Parents surveyed said excess work commitments and working weekends were a real problem when it came to prioritising family time. Nearly 6 out of 10 say work commitments are having a real impact on the quality of their family life. For some, this requirement is manageable (37%), while for others (22%) it is less manageable in their domestic life. Working too many hours also had an impact on parents’ ability to make it home to say goodnight and tuck their children into bed, make it home in time for dinner with their family, or attend their children’s sports and events.
How we’re spending the time we do have
When time was made available to spend with the family, road trips in the family car were the most commonly preferred activity; with more than three quarters (76%) of parents recognising this. This was more common than staying at holiday homes or baches, going bush walking, being on the water or camping.
Going on a road trip in the family car was also one of the top five ‘best family moments’ after Christmas Day and birthdays, but on par with summer holidays and family dinners. Christmas Day was rated the best family moment by 75% of those surveyed. Birthdays followed, then family dinners, barbecues and picnics were the preference of 60% of New Zealanders, and road trips around New Zealand in the family car followed at 57%.
How to reduce work pressure
Sometimes you really are needed at work for extra hours; but how much is too much? This will have to be a decision for you, your partner, and your workplace to make, but remember that your health and wellbeing – and that of your family members – should be a top priority. Here are our top tips to help you reduce work pressure:
- When you’re at home and work is finished, turn off your work cellphone and laptop and ignore them until it’s time to start work again the next day.
- Learn to say ‘no’. If you’re not doing it for a promotion or because you need the money, is it really worth working those extra late nights and weekends? If you can say ‘no’ without having a negative affect on your job, then you may save yourself a lot of stress and open up more time for your family.
- Delegate when you can. If you’re in a position where you can hand smaller tasks to other staff members, do it. We have a tendency to do everything ourselves if we can, but giving some of your lesser responsibilities to others may even help upskill them.
- Prioritise.
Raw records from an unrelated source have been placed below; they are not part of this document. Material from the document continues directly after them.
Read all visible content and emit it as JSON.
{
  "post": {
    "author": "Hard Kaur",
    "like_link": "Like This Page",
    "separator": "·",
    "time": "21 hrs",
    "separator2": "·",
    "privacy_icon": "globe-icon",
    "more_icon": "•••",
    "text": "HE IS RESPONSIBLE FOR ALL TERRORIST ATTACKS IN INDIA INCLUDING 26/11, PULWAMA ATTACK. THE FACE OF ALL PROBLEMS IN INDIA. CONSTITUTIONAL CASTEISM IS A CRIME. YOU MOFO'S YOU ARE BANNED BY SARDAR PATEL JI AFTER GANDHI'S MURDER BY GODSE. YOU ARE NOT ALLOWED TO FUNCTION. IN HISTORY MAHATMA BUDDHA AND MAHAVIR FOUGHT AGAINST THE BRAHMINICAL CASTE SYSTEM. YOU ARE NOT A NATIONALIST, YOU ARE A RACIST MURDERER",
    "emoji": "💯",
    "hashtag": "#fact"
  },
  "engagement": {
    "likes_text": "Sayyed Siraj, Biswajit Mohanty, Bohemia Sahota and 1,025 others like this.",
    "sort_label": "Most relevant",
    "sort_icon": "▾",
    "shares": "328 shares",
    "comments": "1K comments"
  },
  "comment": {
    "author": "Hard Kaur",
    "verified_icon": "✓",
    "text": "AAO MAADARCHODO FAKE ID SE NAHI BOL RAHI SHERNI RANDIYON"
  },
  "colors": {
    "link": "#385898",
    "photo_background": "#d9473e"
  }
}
Does you really need to finish off that report at 5.00pm or can you leave it until tomorrow? Do the things that are important and need doing right now, and leave the less important things for later.
- Find another job that will give you a better work/lifestyle balance. This may be an extreme approach, but if you can find an alternative job with standard business hours, it would mean that you could spend more time with your kids while they’re growing up which could really be worth the change.
To find out how you could win your share of family time thanks to the Hyundai Family Time Project and to learn more about the campaign, visit www.familytimeproject.co.nz.
Image / FreeDigitalPhotos.net – Michal Marcol